-- What the task asks --
Using the records below, report how many lines hold "value", with no extra text.

Entries from a dataset of interfaces
[Start of section]

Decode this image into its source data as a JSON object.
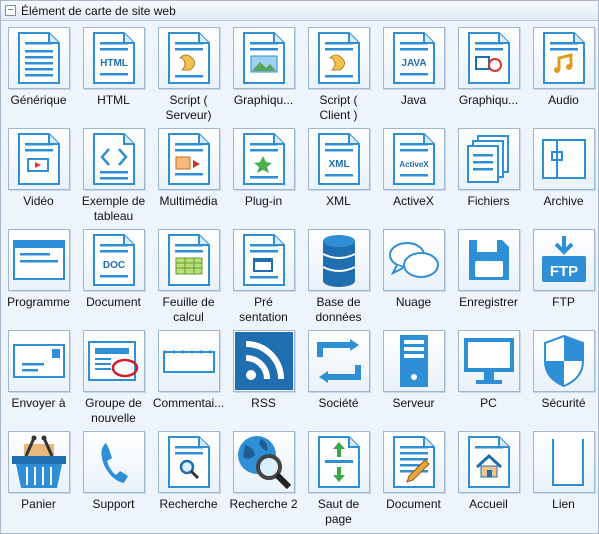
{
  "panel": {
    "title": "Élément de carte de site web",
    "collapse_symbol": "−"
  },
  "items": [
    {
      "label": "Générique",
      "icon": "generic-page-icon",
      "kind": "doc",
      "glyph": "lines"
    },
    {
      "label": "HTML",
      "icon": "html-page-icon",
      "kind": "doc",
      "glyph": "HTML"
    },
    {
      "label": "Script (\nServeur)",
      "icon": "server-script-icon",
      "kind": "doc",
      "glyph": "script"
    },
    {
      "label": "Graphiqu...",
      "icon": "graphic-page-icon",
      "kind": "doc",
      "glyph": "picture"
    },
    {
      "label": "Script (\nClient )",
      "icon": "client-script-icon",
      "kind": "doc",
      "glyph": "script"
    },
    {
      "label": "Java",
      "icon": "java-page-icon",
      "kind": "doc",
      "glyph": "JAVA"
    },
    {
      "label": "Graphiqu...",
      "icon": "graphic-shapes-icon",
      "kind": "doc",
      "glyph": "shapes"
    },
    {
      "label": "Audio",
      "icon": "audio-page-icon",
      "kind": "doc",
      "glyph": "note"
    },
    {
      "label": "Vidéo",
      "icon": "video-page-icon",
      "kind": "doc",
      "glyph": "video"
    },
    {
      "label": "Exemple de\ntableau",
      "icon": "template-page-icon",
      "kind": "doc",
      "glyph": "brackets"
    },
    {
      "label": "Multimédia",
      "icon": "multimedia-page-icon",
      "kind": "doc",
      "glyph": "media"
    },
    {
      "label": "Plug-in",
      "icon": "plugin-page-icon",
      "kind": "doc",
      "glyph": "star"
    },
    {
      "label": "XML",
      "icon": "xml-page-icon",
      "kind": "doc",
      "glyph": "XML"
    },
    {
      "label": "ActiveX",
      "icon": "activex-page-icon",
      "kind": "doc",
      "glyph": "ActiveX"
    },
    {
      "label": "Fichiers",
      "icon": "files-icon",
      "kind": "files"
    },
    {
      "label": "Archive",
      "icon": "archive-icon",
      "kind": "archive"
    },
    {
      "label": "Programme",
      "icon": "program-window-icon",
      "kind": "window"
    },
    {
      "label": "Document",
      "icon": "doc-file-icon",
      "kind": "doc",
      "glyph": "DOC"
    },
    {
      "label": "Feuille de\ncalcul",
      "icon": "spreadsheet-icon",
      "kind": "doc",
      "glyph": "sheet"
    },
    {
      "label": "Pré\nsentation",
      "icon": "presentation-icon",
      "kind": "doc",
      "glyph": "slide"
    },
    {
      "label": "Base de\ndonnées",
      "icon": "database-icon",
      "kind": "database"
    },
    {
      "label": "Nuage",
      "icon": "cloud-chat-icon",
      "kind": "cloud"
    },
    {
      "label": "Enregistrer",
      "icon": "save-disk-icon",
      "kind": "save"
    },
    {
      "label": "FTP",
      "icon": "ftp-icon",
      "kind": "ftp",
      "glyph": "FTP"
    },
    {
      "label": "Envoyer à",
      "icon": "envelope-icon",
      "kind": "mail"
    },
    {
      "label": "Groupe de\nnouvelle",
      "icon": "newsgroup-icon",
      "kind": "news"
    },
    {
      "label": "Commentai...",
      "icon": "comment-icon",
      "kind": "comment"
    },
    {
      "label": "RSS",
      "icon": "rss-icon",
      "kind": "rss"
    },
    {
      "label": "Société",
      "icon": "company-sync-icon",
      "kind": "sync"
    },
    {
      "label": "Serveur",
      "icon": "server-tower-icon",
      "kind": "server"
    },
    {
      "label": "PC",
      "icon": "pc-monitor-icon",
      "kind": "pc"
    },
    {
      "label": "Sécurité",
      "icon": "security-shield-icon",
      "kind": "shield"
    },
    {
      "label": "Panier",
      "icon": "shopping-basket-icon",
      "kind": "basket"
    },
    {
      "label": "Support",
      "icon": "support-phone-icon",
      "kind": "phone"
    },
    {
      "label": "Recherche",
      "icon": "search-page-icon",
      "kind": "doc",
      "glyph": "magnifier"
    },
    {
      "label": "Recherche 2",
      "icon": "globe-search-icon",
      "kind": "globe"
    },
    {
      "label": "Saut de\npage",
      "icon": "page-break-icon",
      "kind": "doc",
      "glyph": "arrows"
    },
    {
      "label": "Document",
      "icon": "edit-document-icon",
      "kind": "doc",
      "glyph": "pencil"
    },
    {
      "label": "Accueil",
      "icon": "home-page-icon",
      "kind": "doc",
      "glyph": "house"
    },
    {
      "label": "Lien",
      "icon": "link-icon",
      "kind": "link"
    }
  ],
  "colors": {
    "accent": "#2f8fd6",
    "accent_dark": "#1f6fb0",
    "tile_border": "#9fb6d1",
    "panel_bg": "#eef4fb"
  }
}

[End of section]
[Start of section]

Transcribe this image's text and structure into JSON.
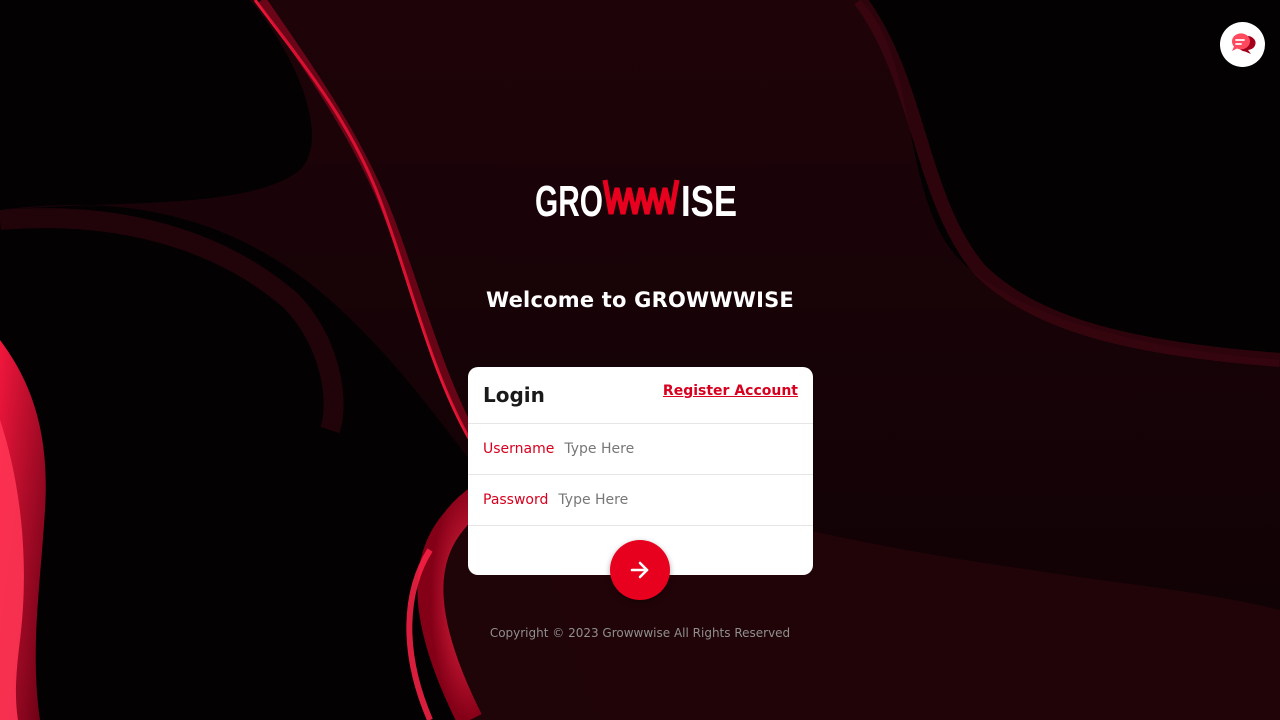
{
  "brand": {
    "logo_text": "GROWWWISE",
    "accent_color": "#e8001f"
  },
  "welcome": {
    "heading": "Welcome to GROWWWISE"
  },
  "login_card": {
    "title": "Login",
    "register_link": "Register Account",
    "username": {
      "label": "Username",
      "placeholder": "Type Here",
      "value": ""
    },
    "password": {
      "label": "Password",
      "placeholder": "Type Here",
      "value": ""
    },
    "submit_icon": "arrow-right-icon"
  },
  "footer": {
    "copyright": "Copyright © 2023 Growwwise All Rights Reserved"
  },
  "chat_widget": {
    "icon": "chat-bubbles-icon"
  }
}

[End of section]
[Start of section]

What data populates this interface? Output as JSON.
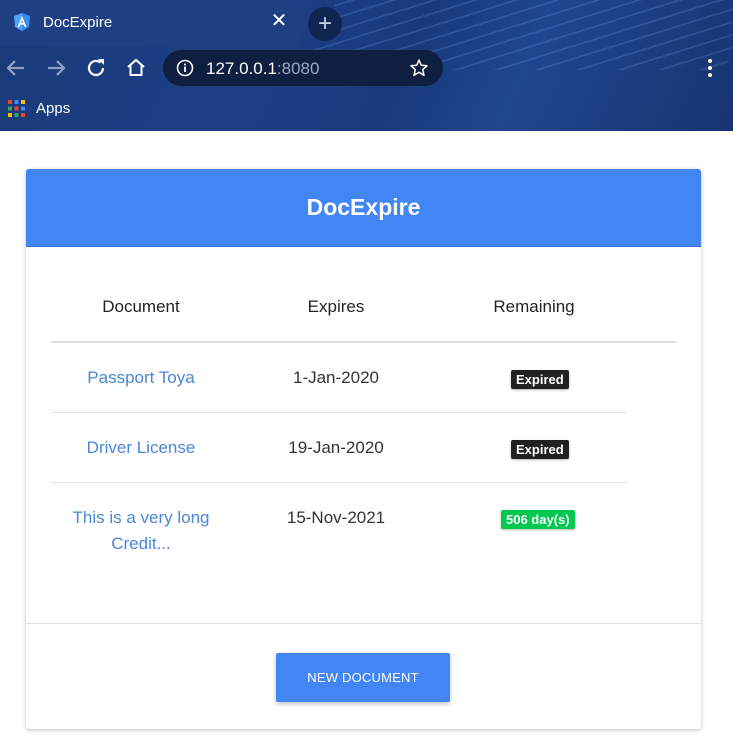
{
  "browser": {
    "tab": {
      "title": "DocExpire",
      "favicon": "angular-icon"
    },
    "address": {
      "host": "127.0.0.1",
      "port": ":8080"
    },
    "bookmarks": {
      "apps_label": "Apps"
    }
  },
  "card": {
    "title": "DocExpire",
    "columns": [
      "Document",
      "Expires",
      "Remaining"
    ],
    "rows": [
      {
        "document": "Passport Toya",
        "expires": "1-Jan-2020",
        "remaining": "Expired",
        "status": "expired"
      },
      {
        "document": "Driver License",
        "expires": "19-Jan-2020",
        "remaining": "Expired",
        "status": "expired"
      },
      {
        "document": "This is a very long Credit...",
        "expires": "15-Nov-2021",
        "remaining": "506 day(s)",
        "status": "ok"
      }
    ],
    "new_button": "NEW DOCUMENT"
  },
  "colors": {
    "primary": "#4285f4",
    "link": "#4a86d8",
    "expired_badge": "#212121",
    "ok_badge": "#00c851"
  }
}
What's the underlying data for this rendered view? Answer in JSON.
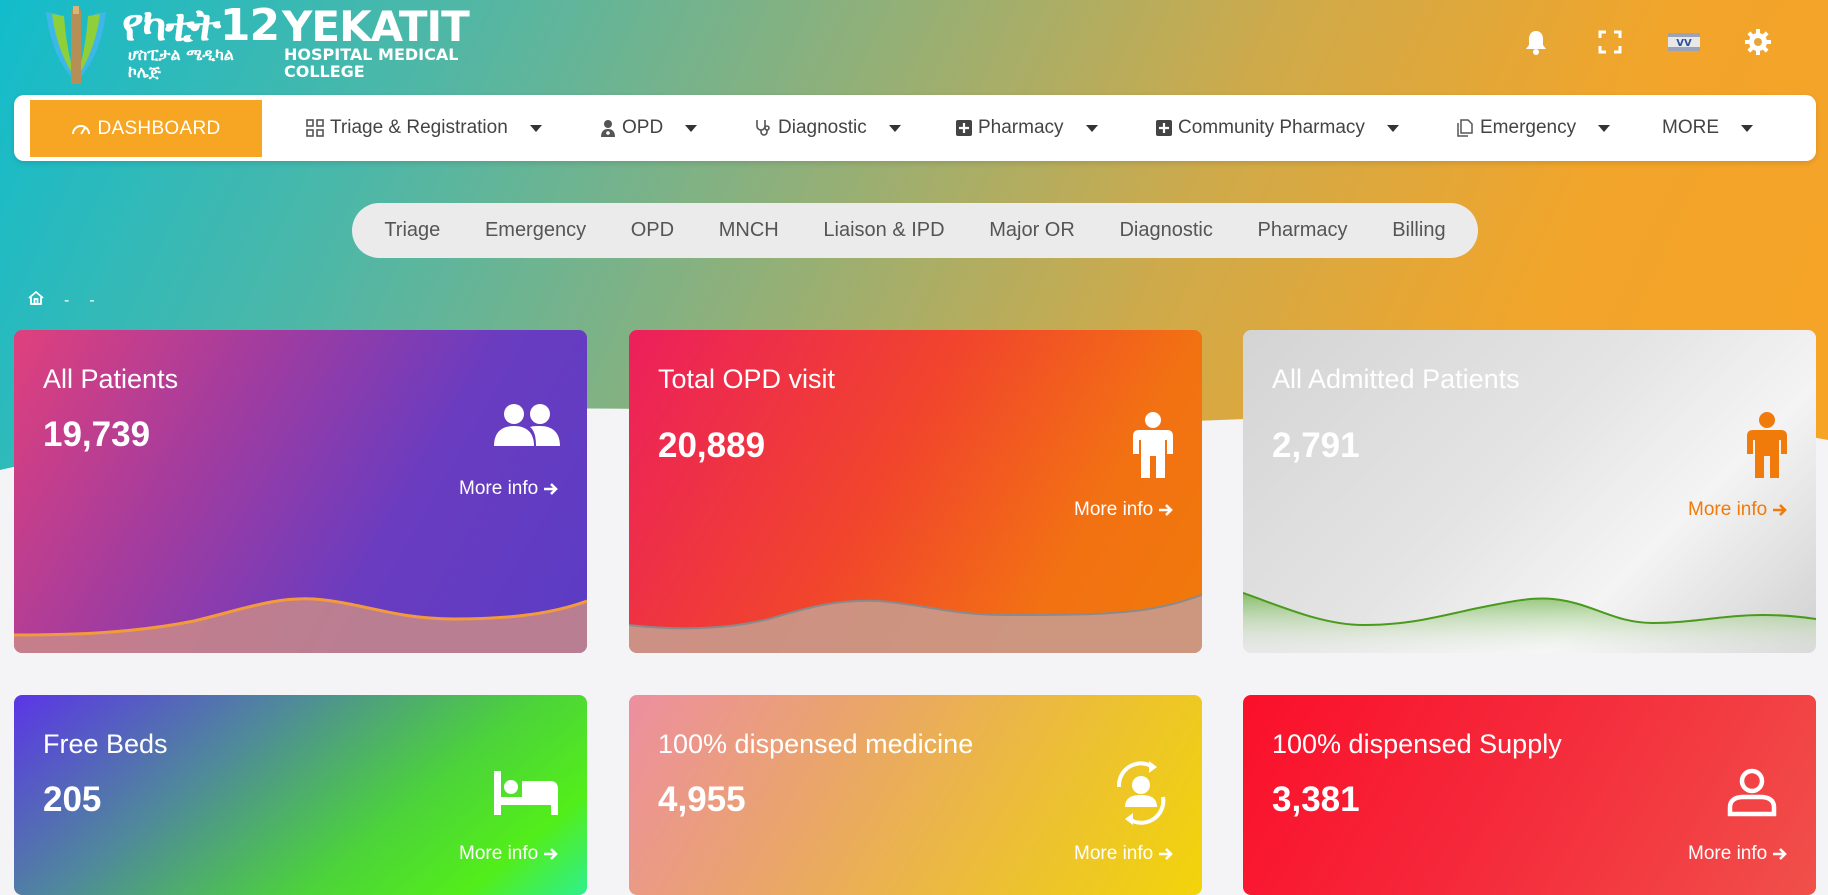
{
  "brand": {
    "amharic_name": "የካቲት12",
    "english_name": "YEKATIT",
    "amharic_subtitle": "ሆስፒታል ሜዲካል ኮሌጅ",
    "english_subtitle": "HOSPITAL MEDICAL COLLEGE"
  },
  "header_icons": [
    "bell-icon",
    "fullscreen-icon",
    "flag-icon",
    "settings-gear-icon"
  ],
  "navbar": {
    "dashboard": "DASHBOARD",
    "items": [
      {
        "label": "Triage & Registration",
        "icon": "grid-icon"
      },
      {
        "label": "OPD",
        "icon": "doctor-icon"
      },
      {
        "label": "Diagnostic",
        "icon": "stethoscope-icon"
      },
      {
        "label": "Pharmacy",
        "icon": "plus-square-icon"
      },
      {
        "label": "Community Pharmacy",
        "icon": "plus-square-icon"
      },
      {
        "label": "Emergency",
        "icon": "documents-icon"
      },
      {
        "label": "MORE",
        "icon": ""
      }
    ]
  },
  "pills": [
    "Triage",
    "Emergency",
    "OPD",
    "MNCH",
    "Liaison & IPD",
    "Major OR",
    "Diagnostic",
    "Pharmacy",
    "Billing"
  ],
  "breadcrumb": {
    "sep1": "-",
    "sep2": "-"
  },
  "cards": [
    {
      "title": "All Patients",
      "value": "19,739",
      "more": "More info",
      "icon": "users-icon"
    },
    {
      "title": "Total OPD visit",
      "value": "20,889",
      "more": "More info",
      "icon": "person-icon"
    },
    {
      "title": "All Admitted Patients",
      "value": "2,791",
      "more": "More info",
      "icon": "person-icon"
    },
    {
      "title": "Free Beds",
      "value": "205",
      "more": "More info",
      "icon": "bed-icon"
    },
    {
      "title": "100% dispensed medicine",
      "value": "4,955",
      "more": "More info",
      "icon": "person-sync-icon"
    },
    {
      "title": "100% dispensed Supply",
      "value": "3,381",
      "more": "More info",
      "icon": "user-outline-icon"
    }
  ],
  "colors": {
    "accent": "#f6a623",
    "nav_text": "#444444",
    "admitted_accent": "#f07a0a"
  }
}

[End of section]

-- Response area --
8